(Extracted information Opens)

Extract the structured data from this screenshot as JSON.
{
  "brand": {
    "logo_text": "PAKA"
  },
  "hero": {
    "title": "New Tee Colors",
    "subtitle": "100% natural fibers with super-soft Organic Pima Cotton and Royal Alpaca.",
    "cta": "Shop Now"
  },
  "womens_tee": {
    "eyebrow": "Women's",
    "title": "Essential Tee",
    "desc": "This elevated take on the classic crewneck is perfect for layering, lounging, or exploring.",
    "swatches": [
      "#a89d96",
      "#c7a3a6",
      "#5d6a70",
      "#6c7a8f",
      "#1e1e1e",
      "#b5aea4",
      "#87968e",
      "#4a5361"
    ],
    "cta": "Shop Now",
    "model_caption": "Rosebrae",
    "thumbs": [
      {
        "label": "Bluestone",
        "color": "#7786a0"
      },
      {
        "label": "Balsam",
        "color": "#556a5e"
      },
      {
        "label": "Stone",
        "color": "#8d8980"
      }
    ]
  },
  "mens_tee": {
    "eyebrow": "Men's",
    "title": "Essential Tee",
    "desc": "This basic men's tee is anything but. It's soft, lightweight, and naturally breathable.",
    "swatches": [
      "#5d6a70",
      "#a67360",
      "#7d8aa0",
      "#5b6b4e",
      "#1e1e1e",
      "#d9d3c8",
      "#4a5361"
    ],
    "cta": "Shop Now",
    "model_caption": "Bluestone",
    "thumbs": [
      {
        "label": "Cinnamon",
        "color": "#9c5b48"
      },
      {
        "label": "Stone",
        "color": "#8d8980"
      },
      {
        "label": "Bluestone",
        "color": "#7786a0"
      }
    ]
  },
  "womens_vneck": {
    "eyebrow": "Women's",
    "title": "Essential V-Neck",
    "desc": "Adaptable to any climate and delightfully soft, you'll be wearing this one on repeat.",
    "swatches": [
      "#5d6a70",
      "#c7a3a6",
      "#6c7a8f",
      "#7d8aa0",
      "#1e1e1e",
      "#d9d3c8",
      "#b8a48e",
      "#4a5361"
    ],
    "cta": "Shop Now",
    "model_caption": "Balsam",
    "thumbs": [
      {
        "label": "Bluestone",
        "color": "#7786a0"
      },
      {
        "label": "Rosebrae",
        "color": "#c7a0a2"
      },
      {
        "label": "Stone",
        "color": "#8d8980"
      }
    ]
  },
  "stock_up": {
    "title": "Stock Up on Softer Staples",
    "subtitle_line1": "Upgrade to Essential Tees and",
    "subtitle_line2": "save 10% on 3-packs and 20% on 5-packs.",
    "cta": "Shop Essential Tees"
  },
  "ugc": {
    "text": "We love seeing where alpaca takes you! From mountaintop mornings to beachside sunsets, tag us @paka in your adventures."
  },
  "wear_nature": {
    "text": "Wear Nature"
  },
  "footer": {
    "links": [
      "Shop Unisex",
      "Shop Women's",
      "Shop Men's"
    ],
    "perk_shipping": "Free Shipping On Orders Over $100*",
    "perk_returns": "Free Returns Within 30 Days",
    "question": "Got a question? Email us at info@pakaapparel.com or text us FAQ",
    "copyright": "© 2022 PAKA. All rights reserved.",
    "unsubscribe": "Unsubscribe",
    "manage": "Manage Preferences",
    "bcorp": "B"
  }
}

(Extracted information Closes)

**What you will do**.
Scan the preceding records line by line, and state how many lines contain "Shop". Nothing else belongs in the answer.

**Finished exercise**.
8